Reason to Hope
Charleston, South Carolina, Charlottesville, Virginia and Houston Texas all share tragedy, two the result of man’s inhumanity to man, the latter by an act of nature. Nevertheless, all three incidents and our collective reaction to them models the way for addressing our racial and social divide.
On June 17, 2015, in Charleston, South Carolina, Dylann Roof, a then 21-year old, white Supremacist massacred nine African-Americans and injured many more as they worshipped in the historic Emanuel African Methodist Episcopal Church. Recently, Charlottesville, Virginia experienced an ugly confrontation between white Supremacist, neo-Nazi’s and counter demonstrators. And Houston has endured weeks of storm and rain, curtsey of Hurricane Harvey.
It would have been easy for the Charleston victims and their families to respond with violence and bile. They could have fought fire with fire, demanding an eye for an eye and a tooth for a tooth. Instead, they turned to faith and forgiveness, demonstrating nobility and grace under pressure.

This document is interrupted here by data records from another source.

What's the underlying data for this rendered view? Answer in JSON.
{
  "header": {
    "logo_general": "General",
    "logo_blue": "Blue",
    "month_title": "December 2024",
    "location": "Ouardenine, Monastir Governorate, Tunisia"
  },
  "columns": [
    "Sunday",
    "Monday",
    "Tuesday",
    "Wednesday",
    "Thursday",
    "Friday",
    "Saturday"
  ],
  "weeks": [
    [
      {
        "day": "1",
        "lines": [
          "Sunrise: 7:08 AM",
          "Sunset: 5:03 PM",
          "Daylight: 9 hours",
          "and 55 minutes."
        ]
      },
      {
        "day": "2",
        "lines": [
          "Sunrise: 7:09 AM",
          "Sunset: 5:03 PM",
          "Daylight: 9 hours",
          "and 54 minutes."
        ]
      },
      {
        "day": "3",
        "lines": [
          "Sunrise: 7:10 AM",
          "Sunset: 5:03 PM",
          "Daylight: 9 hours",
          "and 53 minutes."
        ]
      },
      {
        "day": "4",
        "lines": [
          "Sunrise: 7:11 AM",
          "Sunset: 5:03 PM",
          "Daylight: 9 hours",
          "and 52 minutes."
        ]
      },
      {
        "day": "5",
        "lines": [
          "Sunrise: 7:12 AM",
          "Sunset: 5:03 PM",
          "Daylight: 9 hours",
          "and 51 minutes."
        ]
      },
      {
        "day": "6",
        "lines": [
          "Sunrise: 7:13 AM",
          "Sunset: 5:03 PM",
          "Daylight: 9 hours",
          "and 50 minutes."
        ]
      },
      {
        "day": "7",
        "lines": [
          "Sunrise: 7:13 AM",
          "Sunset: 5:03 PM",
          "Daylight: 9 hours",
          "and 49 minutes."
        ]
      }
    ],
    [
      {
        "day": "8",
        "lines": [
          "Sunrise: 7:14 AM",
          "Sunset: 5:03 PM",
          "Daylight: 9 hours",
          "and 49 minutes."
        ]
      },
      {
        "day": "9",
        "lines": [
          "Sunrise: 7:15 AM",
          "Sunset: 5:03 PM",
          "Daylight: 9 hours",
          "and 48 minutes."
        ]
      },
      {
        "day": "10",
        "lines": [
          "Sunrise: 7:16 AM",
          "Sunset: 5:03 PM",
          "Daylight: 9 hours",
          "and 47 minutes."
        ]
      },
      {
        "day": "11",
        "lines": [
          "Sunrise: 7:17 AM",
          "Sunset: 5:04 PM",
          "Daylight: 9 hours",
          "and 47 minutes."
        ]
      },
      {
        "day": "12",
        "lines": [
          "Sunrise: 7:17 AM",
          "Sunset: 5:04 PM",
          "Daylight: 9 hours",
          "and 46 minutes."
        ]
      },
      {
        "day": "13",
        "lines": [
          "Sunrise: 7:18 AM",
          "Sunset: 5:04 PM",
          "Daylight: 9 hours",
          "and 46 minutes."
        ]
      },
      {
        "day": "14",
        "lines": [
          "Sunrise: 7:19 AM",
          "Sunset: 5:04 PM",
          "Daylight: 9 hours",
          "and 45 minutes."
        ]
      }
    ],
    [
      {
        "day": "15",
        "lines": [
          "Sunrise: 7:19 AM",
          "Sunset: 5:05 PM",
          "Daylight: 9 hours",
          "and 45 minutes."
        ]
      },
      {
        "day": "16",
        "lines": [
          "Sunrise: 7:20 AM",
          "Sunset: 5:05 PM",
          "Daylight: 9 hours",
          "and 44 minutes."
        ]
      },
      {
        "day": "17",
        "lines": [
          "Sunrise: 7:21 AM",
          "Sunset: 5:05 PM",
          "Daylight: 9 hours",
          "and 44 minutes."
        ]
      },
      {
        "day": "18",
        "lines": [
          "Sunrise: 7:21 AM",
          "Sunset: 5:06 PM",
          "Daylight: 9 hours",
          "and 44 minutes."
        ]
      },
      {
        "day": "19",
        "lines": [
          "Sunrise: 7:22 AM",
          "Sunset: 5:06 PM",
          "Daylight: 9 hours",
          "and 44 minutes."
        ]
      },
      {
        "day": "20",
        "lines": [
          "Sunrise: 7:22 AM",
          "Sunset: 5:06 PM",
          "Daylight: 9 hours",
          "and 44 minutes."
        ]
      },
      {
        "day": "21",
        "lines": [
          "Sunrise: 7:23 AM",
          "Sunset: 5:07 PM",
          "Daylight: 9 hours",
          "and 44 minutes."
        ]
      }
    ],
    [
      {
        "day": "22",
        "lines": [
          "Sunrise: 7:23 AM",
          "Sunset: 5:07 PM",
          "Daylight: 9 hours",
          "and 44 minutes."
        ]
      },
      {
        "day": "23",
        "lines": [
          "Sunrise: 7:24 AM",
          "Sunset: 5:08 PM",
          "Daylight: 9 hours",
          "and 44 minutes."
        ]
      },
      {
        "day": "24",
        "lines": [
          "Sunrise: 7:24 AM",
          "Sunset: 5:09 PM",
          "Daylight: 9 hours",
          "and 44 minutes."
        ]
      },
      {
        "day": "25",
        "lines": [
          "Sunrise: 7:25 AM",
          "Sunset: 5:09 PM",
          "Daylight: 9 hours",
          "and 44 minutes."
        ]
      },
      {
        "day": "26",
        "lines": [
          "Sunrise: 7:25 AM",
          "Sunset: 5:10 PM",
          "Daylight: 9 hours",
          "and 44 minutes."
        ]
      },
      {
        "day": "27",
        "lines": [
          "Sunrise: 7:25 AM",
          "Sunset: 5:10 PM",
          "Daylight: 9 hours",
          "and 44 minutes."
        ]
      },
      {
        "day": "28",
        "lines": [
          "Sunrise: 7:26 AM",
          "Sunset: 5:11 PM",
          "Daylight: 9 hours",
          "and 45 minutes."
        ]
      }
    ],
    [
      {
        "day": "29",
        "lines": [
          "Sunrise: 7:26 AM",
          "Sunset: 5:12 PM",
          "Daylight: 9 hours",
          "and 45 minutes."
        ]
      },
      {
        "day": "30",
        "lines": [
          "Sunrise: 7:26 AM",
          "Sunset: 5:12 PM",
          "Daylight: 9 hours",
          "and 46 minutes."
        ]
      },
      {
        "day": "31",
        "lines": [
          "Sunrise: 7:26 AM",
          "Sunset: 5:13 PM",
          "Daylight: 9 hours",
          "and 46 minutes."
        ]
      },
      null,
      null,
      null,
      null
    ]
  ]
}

In Charlottesville violence ensued, some of which was worsened by counter demonstrators. They would have been bettered served by following the nonviolent path of a King or Gandhi.
Still, by opposing the human bondage and ethnic cleansing advocated by their opposite, it was the counter demonstrators who stood with the angels. And they spanned the racial and ethnic divide in scores far greater than the emissaries of division and hate.
Hurricane Harvey proved that Mother Nature is an equal opportunity employer. Indifferent to color or ethnicity, unconcerned with political or religious ideology, it sparred no one. Yet, everyone stood shoulder to shoulder, rescuing the imperiled and assisting all, irrespective of kinship or skin type.
The future will undoubtedly hold additional violence and strife, malice and division. Racism will again rear its ugly head and mankind will continue to murder, maim and oppress. It is our curse.
However, the examples set by Charleston, Charlottesville and Houston set an important precedent. They stand for the proposition that we can move beyond race; we can judge each other by the content of our character rather than the color of our skin.
For this, life gives us reason to hope, even in the face of tragedy.